§ Assignment
Where does the word "definition" show up in the data? Please find each such line and copy it.

------ Input ------

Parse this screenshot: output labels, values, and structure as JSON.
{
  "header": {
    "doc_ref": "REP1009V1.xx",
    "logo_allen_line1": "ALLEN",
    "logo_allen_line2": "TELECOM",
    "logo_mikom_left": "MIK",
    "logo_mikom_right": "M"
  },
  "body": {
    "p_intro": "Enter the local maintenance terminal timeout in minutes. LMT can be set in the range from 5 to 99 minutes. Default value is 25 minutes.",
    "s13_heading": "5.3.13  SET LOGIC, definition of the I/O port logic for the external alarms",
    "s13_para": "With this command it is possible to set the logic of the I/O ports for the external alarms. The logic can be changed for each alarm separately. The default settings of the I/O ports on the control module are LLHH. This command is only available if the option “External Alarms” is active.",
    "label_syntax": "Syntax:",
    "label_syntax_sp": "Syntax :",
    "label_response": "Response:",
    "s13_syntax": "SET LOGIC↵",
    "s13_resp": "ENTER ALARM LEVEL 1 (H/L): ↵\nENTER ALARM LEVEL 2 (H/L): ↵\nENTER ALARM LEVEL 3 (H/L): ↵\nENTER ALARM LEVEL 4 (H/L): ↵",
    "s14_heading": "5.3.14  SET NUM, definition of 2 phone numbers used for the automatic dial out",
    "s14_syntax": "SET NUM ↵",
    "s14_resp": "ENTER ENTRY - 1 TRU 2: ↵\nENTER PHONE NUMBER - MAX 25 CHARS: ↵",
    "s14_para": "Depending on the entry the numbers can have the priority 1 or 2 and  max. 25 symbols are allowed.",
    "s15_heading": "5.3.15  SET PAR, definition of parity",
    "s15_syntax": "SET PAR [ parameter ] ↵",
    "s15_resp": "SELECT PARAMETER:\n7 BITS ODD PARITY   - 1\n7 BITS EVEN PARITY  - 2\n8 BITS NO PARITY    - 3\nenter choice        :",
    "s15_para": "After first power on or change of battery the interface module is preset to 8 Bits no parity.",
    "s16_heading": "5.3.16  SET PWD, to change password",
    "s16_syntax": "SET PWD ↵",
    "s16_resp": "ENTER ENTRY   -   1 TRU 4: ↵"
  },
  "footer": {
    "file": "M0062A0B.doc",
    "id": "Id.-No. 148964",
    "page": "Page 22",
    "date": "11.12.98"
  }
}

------

§ Written response
    "s13_heading": "5.3.13  SET LOGIC, definition of the I/O port logic for the external alarms",
    "s14_heading": "5.3.14  SET NUM, definition of 2 phone numbers used for the automatic dial out",
    "s15_heading": "5.3.15  SET PAR, definition of parity",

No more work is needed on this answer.